Thursday, July 5, 2012

Aliyah to Jerusalem

Eitan Bluer 

Ever since the State of Israel was founded, aliyah (Jewish immigration) to Israel has been regarded as one of the significant symbols of the state’s independence. Jerusalem, as the center of the Jewish world, constituted a source of attraction for new immigrants from around the world. During the past decade, the percentage of new immigrants who settled in Jerusalem, out of all immigrants to Israel, has very much increased. In 2011, a total of 2,200 new immigrants, accounting for 13% of all immigrants to Israel, settled in Jerusalem as their first place of residence. The number of immigrants who settled in Jerusalem in 2011 was higher than the numbers for Tel Aviv – 800 (5%) – and Haifa – 1,200 (7%). 

Jerusalem has less power of attraction for immigrants with limited resources. During the 1990s, therefore, when large numbers of immigrants arrived from former Soviet states, only 7% of all the immigrants to Israel chose to settle in Jerusalem. The changing characteristics of immigrants to Israel, and in particular the increase in percentage of immigrants from wealthy states (especially the United States and Western Europe) contributed to a significant increase since 2002 in the percentage of immigrants who choose Jerusalem as their first place of residence in Israel. In 2011, 36% of immigrants who settled in Jerusalem came from the United States, 20% from France, and only 12% from Russia. 

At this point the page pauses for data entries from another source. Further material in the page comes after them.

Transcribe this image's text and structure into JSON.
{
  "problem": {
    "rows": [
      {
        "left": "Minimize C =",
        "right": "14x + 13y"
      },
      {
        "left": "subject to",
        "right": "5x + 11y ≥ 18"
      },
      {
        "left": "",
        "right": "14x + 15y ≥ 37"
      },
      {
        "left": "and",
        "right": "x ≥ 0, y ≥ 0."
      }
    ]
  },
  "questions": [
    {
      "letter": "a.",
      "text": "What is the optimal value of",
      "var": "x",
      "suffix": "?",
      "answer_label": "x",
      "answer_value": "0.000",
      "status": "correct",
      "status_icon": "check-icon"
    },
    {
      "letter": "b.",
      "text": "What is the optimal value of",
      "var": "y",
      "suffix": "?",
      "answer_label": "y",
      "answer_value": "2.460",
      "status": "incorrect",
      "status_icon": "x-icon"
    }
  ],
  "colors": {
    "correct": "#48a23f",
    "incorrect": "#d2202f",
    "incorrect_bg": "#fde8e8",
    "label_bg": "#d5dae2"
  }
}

The socio-economic characteristics of immigrants who arrived during the 1990s and of those who arrived during the 2000s have influenced their choice of neighborhood. The preferred neighborhoods among immigrants who settled in Jerusalem during the 1990s were Pisgat Ze’ev, where immigrants who arrived during the 1990s accounted for 17% of the population, Neve Ya’akov (15%), and the French Hill (14%). In contrast, the preferred neighborhoods among immigrants who arrived during the first decade of the 2000s, most of whom came from the United States and France, were Talbiyeh, where new immigrants accounted for 14% of the population, the city center (14%), and Rehavia (13%). 



Sources: Press Release: “Immigrants to Jerusalem,” the Central Bureau of Statistics and the 2012 Statistical Yearbook of the Jerusalem Institute for Israel Studies